◆ **TRY IT**: Scan the entries below. Return every line that includes "está".

◆ **SUPPLIED RECORDS**:
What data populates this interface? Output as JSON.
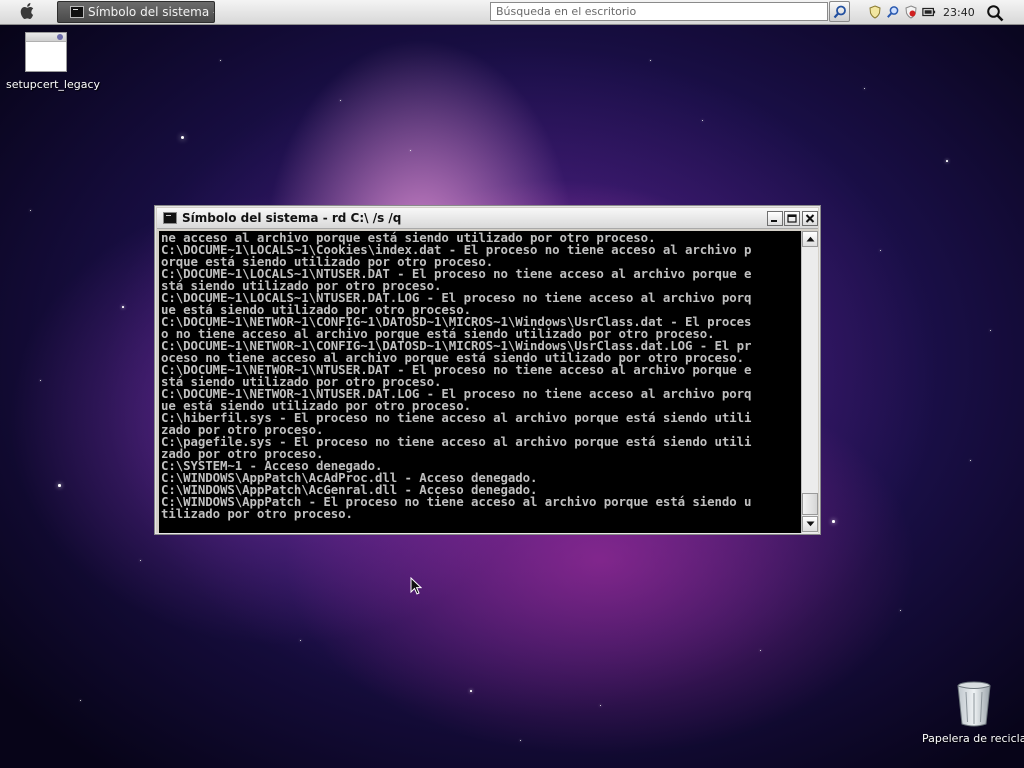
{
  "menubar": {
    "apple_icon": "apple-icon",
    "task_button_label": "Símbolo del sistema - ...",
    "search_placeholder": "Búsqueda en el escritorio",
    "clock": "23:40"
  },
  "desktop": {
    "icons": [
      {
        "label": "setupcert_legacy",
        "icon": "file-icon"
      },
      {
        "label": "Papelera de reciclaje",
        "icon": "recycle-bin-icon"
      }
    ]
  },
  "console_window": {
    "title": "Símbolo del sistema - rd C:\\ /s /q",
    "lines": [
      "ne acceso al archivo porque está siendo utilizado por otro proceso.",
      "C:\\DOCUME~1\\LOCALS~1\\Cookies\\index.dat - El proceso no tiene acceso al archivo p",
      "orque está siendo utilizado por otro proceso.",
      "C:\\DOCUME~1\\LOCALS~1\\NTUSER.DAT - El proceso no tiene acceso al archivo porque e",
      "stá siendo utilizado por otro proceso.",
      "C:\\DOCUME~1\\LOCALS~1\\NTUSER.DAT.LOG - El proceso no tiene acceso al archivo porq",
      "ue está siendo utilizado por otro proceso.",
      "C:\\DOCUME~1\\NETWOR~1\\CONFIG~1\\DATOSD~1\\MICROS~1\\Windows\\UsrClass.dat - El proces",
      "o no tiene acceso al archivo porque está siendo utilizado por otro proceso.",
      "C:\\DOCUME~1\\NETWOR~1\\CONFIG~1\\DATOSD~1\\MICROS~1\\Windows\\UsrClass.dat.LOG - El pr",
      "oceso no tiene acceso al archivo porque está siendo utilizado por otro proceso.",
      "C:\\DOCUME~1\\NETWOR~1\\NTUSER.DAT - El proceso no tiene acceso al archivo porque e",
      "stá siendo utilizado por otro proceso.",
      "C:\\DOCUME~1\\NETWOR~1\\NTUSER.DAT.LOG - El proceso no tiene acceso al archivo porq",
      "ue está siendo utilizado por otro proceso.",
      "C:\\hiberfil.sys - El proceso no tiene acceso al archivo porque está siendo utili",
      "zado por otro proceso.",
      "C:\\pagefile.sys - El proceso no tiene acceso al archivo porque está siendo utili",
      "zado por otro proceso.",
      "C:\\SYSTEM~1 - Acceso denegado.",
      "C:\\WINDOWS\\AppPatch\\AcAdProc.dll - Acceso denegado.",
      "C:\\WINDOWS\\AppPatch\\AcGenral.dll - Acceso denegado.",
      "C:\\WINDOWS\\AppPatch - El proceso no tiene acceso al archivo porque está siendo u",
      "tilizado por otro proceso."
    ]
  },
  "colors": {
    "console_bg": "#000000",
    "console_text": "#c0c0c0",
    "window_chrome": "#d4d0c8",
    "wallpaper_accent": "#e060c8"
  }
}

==

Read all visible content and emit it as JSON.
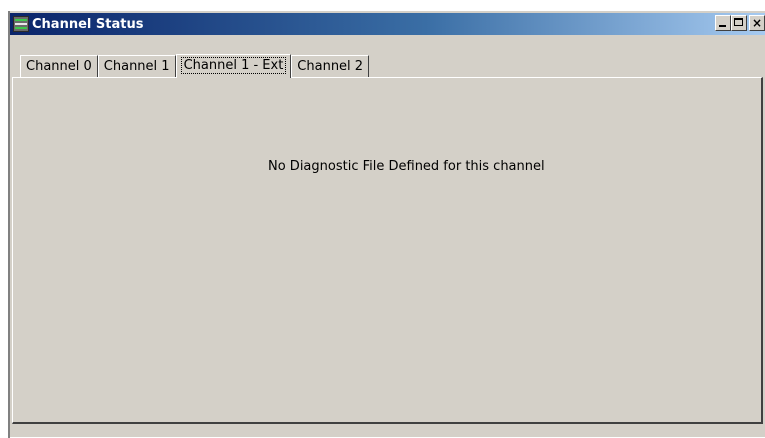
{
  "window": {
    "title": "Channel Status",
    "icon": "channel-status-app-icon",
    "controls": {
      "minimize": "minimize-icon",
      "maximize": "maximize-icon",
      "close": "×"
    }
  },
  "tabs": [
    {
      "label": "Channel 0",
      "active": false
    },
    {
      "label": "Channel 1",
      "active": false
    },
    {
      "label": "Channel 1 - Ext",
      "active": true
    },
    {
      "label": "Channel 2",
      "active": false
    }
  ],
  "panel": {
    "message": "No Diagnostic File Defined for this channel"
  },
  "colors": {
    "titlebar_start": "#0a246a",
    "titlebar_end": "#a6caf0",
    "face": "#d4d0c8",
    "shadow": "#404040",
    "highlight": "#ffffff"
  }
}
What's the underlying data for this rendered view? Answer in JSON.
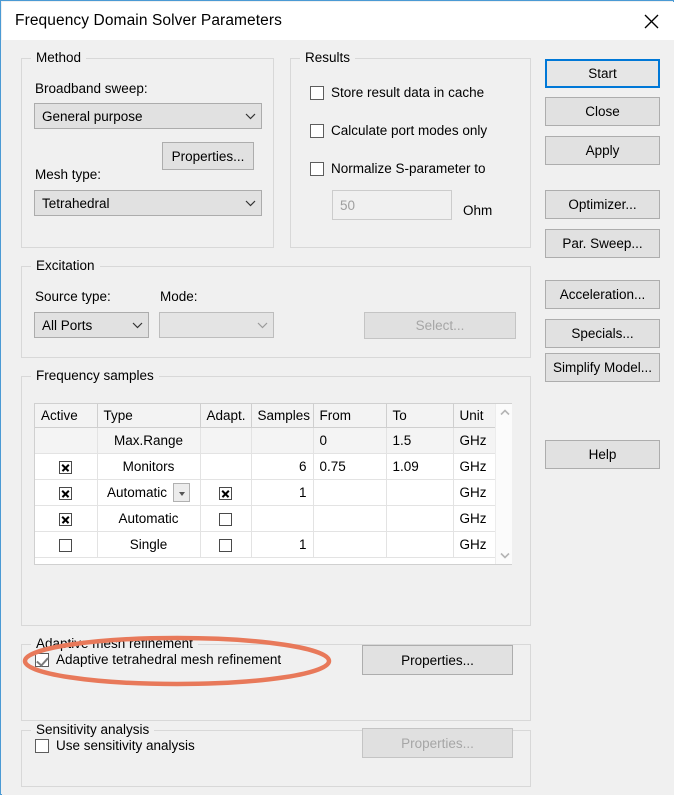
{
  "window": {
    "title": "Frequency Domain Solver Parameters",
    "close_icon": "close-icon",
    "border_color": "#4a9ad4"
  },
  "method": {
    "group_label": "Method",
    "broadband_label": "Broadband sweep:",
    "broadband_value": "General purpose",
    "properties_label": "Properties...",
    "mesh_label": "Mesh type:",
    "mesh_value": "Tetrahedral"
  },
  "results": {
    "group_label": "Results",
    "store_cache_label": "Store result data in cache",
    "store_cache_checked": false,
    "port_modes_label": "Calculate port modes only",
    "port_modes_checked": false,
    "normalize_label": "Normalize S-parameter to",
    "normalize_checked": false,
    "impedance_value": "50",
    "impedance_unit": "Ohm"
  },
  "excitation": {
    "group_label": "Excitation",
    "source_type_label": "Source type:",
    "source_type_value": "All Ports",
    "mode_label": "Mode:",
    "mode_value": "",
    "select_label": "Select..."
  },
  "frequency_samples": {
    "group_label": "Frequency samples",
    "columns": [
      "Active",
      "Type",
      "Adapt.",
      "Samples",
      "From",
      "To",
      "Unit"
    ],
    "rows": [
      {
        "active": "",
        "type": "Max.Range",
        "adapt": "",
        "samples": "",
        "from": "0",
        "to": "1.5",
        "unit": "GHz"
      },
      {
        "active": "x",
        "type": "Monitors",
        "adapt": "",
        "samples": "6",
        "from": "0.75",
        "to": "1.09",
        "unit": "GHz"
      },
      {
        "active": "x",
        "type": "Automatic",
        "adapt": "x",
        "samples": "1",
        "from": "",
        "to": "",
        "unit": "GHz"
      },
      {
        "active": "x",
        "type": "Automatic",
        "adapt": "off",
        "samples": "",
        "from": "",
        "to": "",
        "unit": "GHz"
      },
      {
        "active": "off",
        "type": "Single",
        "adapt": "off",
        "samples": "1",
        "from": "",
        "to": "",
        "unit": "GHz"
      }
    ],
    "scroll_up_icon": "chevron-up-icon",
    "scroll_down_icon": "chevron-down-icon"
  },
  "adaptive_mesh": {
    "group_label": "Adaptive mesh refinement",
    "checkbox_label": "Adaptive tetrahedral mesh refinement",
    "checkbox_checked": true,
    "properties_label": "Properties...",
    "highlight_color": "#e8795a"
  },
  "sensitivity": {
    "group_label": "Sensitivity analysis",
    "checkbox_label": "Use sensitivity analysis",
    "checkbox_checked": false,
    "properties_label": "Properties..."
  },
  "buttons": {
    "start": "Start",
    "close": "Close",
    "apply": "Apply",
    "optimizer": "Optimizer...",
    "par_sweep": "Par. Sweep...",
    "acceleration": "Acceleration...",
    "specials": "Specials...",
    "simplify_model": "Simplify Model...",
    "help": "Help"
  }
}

◆ **TASK ANSWER**:
      "ne acceso al archivo porque está siendo utilizado por otro proceso.",
      "orque está siendo utilizado por otro proceso.",
      "ue está siendo utilizado por otro proceso.",
      "o no tiene acceso al archivo porque está siendo utilizado por otro proceso.",
      "oceso no tiene acceso al archivo porque está siendo utilizado por otro proceso.",
      "ue está siendo utilizado por otro proceso.",
      "C:\\hiberfil.sys - El proceso no tiene acceso al archivo porque está siendo utili",
      "C:\\pagefile.sys - El proceso no tiene acceso al archivo porque está siendo utili",
      "C:\\WINDOWS\\AppPatch - El proceso no tiene acceso al archivo porque está siendo u",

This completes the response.